REQUIRED WORK
The task calls for every line of the data to be repeated exactly.

═════ RECORDS TO USE ═════

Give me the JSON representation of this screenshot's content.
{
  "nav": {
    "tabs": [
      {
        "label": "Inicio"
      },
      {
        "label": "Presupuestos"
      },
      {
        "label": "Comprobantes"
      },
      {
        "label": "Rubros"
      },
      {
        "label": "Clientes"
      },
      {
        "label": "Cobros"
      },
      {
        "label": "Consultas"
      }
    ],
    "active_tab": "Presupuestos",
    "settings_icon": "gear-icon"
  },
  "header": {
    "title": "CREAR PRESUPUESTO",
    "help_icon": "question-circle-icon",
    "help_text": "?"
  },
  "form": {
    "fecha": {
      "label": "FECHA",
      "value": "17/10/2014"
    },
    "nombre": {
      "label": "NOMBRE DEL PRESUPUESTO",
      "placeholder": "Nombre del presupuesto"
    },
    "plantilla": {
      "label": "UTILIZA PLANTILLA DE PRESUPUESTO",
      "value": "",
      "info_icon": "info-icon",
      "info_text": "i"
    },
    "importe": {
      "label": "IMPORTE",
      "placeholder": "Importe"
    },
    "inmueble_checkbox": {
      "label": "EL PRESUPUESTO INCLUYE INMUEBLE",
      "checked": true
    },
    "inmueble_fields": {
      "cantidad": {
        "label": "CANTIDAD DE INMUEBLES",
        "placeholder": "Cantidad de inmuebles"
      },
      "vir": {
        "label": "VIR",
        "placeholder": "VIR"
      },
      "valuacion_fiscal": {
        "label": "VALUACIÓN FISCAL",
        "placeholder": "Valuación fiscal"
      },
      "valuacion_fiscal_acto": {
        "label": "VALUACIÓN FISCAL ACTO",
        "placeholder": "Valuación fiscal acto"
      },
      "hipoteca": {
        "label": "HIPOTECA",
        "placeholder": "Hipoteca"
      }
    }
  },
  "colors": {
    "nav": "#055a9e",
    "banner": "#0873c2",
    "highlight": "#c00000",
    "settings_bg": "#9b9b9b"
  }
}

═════

EXERCISE ANSWER
Give me the JSON representation of this screenshot's content.
{
  "nav": {
    "tabs": [
      {
        "label": "Inicio"
      },
      {
        "label": "Presupuestos"
      },
      {
        "label": "Comprobantes"
      },
      {
        "label": "Rubros"
      },
      {
        "label": "Clientes"
      },
      {
        "label": "Cobros"
      },
      {
        "label": "Consultas"
      }
    ],
    "active_tab": "Presupuestos",
    "settings_icon": "gear-icon"
  },
  "header": {
    "title": "CREAR PRESUPUESTO",
    "help_icon": "question-circle-icon",
    "help_text": "?"
  },
  "form": {
    "fecha": {
      "label": "FECHA",
      "value": "17/10/2014"
    },
    "nombre": {
      "label": "NOMBRE DEL PRESUPUESTO",
      "placeholder": "Nombre del presupuesto"
    },
    "plantilla": {
      "label": "UTILIZA PLANTILLA DE PRESUPUESTO",
      "value": "",
      "info_icon": "info-icon",
      "info_text": "i"
    },
    "importe": {
      "label": "IMPORTE",
      "placeholder": "Importe"
    },
    "inmueble_checkbox": {
      "label": "EL PRESUPUESTO INCLUYE INMUEBLE",
      "checked": true
    },
    "inmueble_fields": {
      "cantidad": {
        "label": "CANTIDAD DE INMUEBLES",
        "placeholder": "Cantidad de inmuebles"
      },
      "vir": {
        "label": "VIR",
        "placeholder": "VIR"
      },
      "valuacion_fiscal": {
        "label": "VALUACIÓN FISCAL",
        "placeholder": "Valuación fiscal"
      },
      "valuacion_fiscal_acto": {
        "label": "VALUACIÓN FISCAL ACTO",
        "placeholder": "Valuación fiscal acto"
      },
      "hipoteca": {
        "label": "HIPOTECA",
        "placeholder": "Hipoteca"
      }
    }
  },
  "colors": {
    "nav": "#055a9e",
    "banner": "#0873c2",
    "highlight": "#c00000",
    "settings_bg": "#9b9b9b"
  }
}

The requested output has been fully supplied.